# Thread: Prime factorization phi question

1. ## Prime factorization phi question

What is the 5th solution of ?

This is of the form where $\displaystyle \phi$ x = x (1 - 1/p1 ).... (1 - 1/pr)

where p1....pr refer to the prime factorization of x

2. Originally Posted by sirellwood
What is the 5th solution of ?

This is of the form where $\displaystyle \phi$ x = x (1 - 1/p1 ).... (1 - 1/pr)

where p1....pr refer to the prime factorization of x
The 'equation' can be written as...

(1)

From (1) is evident that no prime factors >3 of x exist and 2 is not prime factor so that the only solution is x=3...

Kind regards

$\displaystyle \chi$ $\displaystyle \sigma$

3. Thanks! yeah this is what i found last nite before i went to bed.... i found that 3 was an answer so mayb assumed it was numbers of the form 3^a prime factorization were answers or something :-s

4. iv just been informed that there are more answers than just 3.... and that there is a numerical solution to this question?

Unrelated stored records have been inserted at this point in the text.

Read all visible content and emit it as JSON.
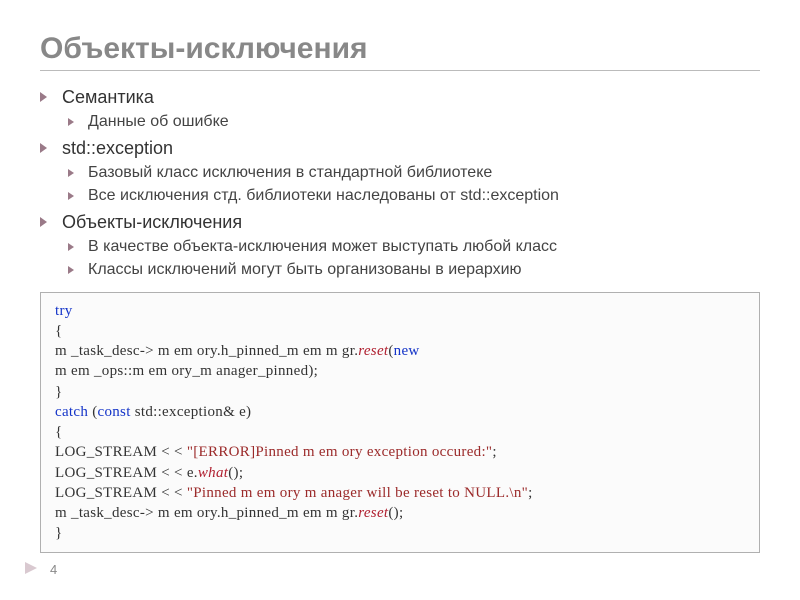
{
  "title": "Объекты-исключения",
  "bullets": {
    "b0": "Семантика",
    "b0_0": "Данные об ошибке",
    "b1": "std::exception",
    "b1_0": "Базовый класс исключения в стандартной библиотеке",
    "b1_1": "Все исключения стд. библиотеки наследованы от std::exception",
    "b2": "Объекты-исключения",
    "b2_0": "В качестве объекта-исключения может выступать любой класс",
    "b2_1": "Классы исключений могут быть организованы в иерархию"
  },
  "code": {
    "l1_kw": "try",
    "l2": "{",
    "l3_a": "   m _task_desc-> m em ory.h_pinned_m em m gr.",
    "l3_fn": "reset",
    "l3_b": "(",
    "l3_kw": "new",
    "l4": "m em _ops::m em ory_m anager_pinned);",
    "l5": "}",
    "l6_kw1": "catch",
    "l6_a": " (",
    "l6_kw2": "const",
    "l6_b": " std::exception& e)",
    "l7": "{",
    "l8_a": "   LOG_STREAM < < ",
    "l8_str": "\"[ERROR]Pinned m em ory exception occured:\"",
    "l8_b": ";",
    "l9_a": "   LOG_STREAM < < e.",
    "l9_fn": "what",
    "l9_b": "();",
    "l10_a": "   LOG_STREAM < < ",
    "l10_str": "\"Pinned m em ory m anager will be reset to NULL.\\n\"",
    "l10_b": ";",
    "l11_a": "   m _task_desc-> m em ory.h_pinned_m em m gr.",
    "l11_fn": "reset",
    "l11_b": "();",
    "l12": "}"
  },
  "pagenum": "4"
}
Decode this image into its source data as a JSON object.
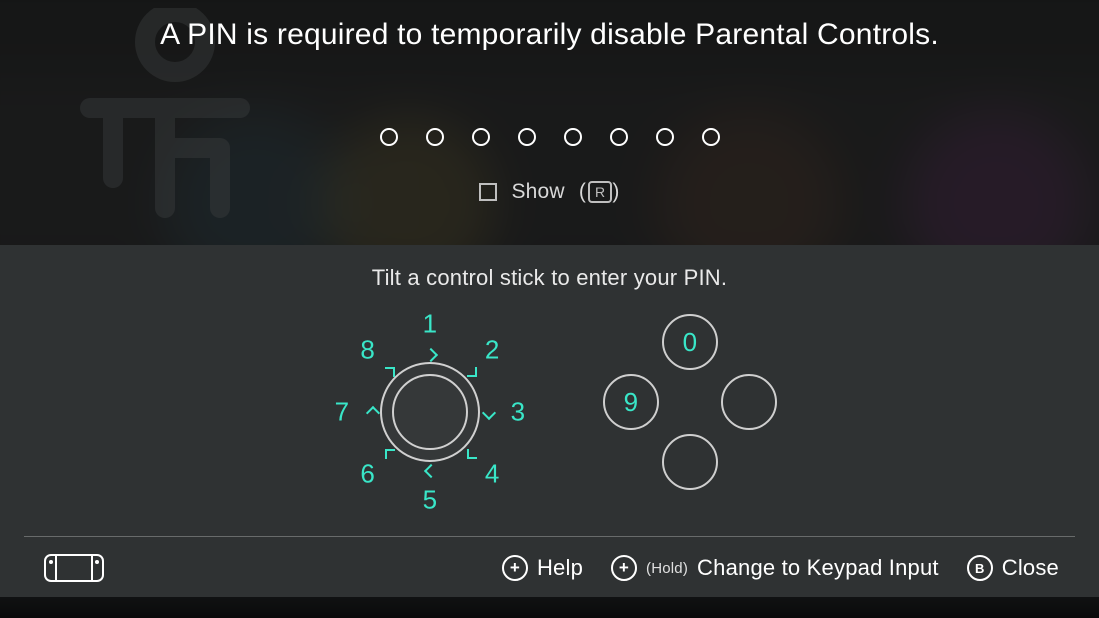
{
  "title": "A PIN is required to temporarily disable Parental Controls.",
  "pin": {
    "length": 8,
    "show_label": "Show",
    "show_button_glyph": "R",
    "show_checked": false
  },
  "instruction": "Tilt a control stick to enter your PIN.",
  "stick_numbers": [
    "1",
    "2",
    "3",
    "4",
    "5",
    "6",
    "7",
    "8"
  ],
  "dpad": {
    "top": {
      "label": "0",
      "visible": true
    },
    "left": {
      "label": "9",
      "visible": true
    },
    "right": {
      "label": "",
      "visible": true
    },
    "bottom": {
      "label": "",
      "visible": true
    }
  },
  "footer": {
    "help": {
      "glyph": "plus",
      "label": "Help"
    },
    "keypad": {
      "glyph": "plus",
      "hold_prefix": "(Hold)",
      "label": "Change to Keypad Input"
    },
    "close": {
      "glyph": "B",
      "label": "Close"
    }
  },
  "colors": {
    "accent": "#39e6c8",
    "panel": "#2f3233"
  }
}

5. Originally Posted by sirellwood
iv just been informed that there are more answers than just 3.... and that there is a numerical solution to this question?
... effectively the equation...

(1)

... indicates that 3 is the only prime factor of x and that means that any is solution of (1)...

Kind regards

$\displaystyle \chi$ $\displaystyle \sigma$

6. ok maybe i am missing something fundamental here because thats what i assumed you had meant originally.... but if any 3^k is a solution, then take 3^2 = 9 for example....

we get p1=3 and p2=3

so (1) = (3-1)(3-1)/9 = 4/9 which does not equal 2/3 as required?

7. Originally Posted by sirellwood
ok maybe i am missing something fundamental here because thats what i assumed you had meant originally.... but if any 3^k is a solution, then take 3^2 = 9 for example....

we get p1=3 and p2=3

so (1) = (3-1)(3-1)/9 = 4/9 which does not equal 2/3 as required?
The 'Fundamental Theorem of Arithmetic'm extablishes that any n>1 can be written as...

(1)

... so that...

(2)

... depends only from the 'prime factors' and not from the 'exponents' . In Your example is...

... because 9 and 3 have both the only prime factor 3...

Kind regards

$\displaystyle \chi$ $\displaystyle \sigma$

8. $\displaystyle \varphi(p^k)$ is not $\displaystyle k\varphi(p) = k(p-1)$, but rather $\displaystyle (p-1)p^{k-1}$